PROVIDED DATA below:
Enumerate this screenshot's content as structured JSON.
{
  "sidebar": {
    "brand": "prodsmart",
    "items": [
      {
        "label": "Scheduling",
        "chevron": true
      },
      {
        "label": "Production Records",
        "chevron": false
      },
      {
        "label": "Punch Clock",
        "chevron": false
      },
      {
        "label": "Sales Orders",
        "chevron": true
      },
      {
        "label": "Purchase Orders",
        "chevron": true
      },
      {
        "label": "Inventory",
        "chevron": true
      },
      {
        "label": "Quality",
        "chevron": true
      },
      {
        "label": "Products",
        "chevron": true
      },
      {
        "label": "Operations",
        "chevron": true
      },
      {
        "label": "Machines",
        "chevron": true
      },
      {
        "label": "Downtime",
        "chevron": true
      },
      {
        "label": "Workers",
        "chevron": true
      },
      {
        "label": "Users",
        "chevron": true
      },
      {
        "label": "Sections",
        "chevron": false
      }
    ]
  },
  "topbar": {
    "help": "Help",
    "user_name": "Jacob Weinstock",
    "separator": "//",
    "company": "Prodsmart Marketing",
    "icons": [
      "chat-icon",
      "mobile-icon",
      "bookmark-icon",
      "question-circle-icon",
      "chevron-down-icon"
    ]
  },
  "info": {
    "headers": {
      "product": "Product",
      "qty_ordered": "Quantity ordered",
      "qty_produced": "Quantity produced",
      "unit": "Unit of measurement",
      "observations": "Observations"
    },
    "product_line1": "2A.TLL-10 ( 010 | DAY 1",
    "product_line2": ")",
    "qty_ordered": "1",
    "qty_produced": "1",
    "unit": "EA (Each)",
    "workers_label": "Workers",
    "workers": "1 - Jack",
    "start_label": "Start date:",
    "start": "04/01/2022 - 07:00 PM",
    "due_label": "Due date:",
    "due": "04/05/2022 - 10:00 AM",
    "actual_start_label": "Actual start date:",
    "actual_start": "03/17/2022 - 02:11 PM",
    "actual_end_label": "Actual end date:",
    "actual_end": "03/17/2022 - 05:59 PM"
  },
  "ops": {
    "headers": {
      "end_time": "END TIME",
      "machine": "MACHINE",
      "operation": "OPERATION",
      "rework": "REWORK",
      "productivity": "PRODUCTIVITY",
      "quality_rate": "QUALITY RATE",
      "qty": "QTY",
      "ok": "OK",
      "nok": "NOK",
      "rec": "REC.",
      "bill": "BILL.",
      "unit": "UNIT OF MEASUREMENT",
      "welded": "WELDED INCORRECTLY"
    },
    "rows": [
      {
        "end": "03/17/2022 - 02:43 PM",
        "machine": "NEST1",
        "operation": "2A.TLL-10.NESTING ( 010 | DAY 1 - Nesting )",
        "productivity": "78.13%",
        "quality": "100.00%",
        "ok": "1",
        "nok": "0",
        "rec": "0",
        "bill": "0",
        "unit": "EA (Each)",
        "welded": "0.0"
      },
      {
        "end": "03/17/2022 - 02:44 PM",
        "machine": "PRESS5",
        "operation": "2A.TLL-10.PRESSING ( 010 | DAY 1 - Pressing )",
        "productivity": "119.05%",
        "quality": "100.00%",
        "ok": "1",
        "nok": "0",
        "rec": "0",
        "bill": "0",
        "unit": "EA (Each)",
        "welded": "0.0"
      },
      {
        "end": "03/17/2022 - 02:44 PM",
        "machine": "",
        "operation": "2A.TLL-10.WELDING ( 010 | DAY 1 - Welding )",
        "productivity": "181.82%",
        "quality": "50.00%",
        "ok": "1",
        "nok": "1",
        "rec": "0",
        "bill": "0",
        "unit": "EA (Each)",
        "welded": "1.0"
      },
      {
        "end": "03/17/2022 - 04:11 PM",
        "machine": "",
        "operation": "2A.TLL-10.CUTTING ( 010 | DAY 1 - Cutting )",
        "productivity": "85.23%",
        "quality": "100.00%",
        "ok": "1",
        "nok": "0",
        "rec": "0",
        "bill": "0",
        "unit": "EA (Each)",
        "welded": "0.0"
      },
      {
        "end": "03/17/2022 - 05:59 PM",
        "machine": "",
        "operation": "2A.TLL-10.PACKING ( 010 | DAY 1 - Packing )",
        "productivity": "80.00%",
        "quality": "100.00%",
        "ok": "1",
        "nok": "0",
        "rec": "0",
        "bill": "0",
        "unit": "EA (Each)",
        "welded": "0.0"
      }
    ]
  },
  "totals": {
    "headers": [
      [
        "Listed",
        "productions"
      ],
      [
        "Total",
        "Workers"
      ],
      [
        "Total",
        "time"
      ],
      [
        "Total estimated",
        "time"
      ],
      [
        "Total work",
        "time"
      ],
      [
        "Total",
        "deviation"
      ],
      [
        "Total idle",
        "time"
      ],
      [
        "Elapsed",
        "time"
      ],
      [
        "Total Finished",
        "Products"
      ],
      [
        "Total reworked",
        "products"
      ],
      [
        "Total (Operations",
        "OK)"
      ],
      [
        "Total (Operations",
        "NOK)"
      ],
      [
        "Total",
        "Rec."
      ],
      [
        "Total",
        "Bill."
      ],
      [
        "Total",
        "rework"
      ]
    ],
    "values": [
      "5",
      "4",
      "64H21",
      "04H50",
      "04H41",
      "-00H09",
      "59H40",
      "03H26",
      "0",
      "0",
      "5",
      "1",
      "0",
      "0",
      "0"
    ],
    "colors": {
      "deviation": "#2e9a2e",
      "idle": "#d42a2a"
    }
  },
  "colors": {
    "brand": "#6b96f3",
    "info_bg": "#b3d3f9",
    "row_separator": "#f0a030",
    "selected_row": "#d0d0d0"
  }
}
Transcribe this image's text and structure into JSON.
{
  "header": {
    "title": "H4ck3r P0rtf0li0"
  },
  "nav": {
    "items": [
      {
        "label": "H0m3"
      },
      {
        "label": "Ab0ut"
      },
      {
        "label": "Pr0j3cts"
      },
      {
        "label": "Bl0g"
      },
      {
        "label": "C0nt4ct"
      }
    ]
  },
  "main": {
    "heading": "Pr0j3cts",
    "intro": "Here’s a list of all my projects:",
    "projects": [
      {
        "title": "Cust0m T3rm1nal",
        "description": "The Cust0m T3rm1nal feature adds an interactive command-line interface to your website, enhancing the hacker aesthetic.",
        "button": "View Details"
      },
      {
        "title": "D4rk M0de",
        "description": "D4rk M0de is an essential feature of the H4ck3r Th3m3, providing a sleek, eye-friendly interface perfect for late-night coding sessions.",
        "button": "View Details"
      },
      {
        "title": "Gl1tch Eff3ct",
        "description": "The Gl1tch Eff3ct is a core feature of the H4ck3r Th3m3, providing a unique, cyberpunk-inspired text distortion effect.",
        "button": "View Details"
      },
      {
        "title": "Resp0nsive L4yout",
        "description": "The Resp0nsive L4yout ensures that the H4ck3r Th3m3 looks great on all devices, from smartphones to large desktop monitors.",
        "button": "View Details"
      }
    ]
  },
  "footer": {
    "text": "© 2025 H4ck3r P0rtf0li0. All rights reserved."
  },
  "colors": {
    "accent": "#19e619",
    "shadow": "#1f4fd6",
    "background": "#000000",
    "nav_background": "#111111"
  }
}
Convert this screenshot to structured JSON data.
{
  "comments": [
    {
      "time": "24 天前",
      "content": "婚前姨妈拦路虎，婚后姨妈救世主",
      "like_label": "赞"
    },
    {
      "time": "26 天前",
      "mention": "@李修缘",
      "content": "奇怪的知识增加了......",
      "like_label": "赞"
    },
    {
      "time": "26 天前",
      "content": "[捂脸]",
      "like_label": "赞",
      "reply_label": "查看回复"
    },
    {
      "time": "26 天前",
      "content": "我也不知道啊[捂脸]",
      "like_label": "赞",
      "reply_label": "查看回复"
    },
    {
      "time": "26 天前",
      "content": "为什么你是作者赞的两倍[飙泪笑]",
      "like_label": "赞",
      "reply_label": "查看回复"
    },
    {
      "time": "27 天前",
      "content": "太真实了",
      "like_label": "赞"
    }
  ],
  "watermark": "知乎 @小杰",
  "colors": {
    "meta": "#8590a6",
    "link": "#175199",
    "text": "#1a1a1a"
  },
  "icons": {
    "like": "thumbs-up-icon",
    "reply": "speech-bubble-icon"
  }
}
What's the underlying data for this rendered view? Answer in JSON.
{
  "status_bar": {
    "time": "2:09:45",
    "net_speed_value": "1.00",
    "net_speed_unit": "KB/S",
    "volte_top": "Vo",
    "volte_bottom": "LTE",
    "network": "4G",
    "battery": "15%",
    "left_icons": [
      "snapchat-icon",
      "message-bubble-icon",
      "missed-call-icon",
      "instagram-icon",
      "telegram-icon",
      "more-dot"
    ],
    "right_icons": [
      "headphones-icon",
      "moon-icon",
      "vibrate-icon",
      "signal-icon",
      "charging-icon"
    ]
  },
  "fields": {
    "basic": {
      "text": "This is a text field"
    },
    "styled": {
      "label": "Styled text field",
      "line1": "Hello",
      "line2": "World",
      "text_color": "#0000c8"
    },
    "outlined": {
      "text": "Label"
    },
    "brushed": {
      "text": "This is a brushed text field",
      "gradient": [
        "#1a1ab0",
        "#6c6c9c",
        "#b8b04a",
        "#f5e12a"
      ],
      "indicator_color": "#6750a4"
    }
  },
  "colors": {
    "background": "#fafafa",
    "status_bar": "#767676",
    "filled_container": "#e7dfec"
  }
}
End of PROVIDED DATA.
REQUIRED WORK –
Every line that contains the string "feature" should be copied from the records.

ANSWER –
        "description": "The Cust0m T3rm1nal feature adds an interactive command-line interface to your website, enhancing the hacker aesthetic.",
        "description": "D4rk M0de is an essential feature of the H4ck3r Th3m3, providing a sleek, eye-friendly interface perfect for late-night coding sessions.",
        "description": "The Gl1tch Eff3ct is a core feature of the H4ck3r Th3m3, providing a unique, cyberpunk-inspired text distortion effect.",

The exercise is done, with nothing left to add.